Let us see what the profiler says this time:

I like the smell of less statements to execute in a for-loop!

Micro-Micro-Optimisation

By looking at the profiling sessions above you may jump to the conclusion that since we are spending too much time in the for-loop why not unroll it.

For those unfamiliar with the concept of Loop unrolling, it is an optimisation technique with the goal of reducing the overhead of a loop by executing fewer iterations but doing more work per iteration. So if we were to unroll the above implementation we can come up with something like:

public static long CountLinesMaybe(Stream stream)  
{
    Ensure.NotNull(stream, nameof(stream));

    var lineCount = 0L;

    var byteBuffer = new byte[1024 * 1024];
    const int BytesAtTheTime = 4;
    var detectedEOL = NULL;
    var currentChar = NULL;

    int bytesRead;
    while ((bytesRead = stream.Read(byteBuffer, 0, byteBuffer.Length)) > 0)
    {
        var i = 0;
        for (; i <= bytesRead - BytesAtTheTime; i += BytesAtTheTime)
        {
            currentChar = (char)byteBuffer[i];

            if (detectedEOL != NULL)
            {
                if (currentChar == detectedEOL) { lineCount++; }

                currentChar = (char)byteBuffer[i + 1];
                if (currentChar == detectedEOL) { lineCount++; }

                currentChar = (char)byteBuffer[i + 2];
                if (currentChar == detectedEOL) { lineCount++; }

                currentChar = (char)byteBuffer[i + 3];
                if (currentChar == detectedEOL) { lineCount++; }
            }
            else
            {
                if (currentChar == LF || currentChar == CR)
                {
                    detectedEOL = currentChar;
                    lineCount++;
                }
                i -= BytesAtTheTime - 1;
            }
        }

        for (; i < bytesRead; i++)
        {
            currentChar = (char)byteBuffer[i];
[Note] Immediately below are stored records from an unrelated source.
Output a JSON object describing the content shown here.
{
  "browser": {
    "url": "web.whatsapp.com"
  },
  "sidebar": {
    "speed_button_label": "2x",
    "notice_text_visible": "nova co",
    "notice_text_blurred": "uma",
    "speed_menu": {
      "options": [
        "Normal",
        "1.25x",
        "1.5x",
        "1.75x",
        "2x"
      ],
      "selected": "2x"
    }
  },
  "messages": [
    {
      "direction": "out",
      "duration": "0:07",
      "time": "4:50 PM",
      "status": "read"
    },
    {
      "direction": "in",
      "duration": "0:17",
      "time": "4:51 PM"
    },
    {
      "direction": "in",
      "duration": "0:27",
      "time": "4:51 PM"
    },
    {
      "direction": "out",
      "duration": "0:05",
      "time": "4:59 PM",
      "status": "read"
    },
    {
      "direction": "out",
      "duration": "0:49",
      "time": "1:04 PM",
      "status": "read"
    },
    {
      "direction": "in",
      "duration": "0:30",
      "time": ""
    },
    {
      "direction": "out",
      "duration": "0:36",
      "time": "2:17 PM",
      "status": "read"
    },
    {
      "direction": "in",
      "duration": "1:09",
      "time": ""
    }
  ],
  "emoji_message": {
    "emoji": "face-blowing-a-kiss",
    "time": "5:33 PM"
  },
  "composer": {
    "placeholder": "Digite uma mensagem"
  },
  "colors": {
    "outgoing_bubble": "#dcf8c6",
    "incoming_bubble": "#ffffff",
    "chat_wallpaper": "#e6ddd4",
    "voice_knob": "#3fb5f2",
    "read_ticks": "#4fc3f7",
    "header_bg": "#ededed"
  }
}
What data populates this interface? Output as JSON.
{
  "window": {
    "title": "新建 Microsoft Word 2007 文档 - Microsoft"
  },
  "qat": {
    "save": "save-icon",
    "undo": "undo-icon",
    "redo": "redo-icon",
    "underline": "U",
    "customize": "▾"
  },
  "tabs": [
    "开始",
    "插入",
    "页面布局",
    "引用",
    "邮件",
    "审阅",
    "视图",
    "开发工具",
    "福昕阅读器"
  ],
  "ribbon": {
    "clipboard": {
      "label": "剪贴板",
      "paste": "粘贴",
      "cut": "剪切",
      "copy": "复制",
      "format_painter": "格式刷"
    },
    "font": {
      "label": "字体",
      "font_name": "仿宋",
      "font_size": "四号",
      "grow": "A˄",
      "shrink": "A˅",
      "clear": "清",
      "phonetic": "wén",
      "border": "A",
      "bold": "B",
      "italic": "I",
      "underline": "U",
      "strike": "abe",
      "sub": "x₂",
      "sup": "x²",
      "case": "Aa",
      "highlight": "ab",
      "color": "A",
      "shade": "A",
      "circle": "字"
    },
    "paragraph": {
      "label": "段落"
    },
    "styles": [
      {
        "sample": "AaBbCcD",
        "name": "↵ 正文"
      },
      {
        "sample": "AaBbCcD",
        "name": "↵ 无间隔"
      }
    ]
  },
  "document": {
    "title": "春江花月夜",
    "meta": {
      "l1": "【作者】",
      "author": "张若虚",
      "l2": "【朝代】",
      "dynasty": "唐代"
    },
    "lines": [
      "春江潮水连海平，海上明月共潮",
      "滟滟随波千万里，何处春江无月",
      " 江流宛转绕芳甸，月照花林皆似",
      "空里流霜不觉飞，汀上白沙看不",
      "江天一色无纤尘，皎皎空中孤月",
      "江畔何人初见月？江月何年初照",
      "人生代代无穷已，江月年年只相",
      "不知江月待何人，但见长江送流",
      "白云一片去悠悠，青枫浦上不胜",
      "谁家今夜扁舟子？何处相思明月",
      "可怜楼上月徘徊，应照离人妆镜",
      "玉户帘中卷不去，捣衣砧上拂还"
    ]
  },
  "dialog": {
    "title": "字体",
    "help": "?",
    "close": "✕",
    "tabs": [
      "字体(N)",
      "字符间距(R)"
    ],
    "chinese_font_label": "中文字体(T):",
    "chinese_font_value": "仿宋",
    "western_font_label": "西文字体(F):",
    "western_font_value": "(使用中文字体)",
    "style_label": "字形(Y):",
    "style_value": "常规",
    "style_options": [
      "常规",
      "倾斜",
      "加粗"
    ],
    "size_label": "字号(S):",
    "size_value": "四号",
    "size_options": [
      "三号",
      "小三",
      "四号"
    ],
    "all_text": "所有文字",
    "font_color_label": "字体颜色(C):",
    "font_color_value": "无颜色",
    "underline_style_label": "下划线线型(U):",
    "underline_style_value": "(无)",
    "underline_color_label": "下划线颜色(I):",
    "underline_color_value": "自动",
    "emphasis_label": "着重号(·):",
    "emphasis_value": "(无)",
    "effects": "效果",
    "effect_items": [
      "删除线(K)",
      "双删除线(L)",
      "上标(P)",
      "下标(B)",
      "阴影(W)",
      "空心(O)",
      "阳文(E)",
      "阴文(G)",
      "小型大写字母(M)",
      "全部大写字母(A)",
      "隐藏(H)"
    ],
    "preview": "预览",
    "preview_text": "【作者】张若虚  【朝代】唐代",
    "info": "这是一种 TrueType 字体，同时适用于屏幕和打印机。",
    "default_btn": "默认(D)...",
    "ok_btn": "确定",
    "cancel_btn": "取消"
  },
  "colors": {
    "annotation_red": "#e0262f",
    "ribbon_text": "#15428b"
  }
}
            if (detectedEOL != NULL)
            {
                if (currentChar == detectedEOL) { lineCount++; }
            }
            else
            {
                if (currentChar == LF || currentChar == CR)
                {
                    detectedEOL = currentChar;
                    lineCount++;
                }
            }
        }
    }

    if (currentChar != LF && currentChar != CR && currentChar != NULL)
    {
        lineCount++;
    }
    return lineCount;
}

This abomination would certainly result in a better performance if we were not IO bound but in our case any performance gained by unrolling the loop is dwarfed by the time taken to read the bytes from the disk. Therefore, we are going to stick to the non-unrolled version.

What we have come up with so far is by no means anywhere close to the most optimal solution specially if you are prepared to use unsafe combined with byte-masking but it is pretty much as far as I am prepared to go with optimising the algorithm for now as my main goal was to eliminate allocation.

Moment of Truth

Now that we have our candidate algorithm let's run the benchmarks:

CountLinesSmart  
    1.txt | 00:00:00.5498381 | Gen0 - 0 | Gen1 - 0 | Gen2 - 0
    2.txt | 00:00:00.5834317 | Gen0 - 0 | Gen1 - 0 | Gen2 - 0
    3.txt | 00:00:03.0332798 | Gen0 - 0 | Gen1 - 0 | Gen2 - 0
    4.txt | 00:00:25.3517502 | Gen0 - 0 | Gen1 - 0 | Gen2 - 0
    5.txt | 00:04:13.1127603 | Gen0 - 0 | Gen1 - 0 | Gen2 - 0

Voila! Not only we improved the overall execution time but also we managed to be nice to the GC by not causing any collections.

How does it compare to wc -l?

In case you are wondering how fast you can count these lines in Linux (using time wc -l <file-name>), here are some numbers:

time wc -l <file-name>  
    1.txt | real 0m00.680s | user 0m0.000s | sys 0m0.031s
    2.txt | real 0m00.719s | user 0m0.015s | sys 0m0.061s
    3.txt | real 0m03.218s | user 0m0.015s | sys 0m0.046s
    4.txt | real 0m25.966s | user 0m0.015s | sys 0m0.046s
    5.txt | real 4m13.669s | user 0m0.015s | sys 0m0.000s

I have added this implementation to Easy.Common. You can use it by calling the CountLines extension method on any Stream. The source is HERE and unit tests are HERE.

Nima Ara

@NimaAra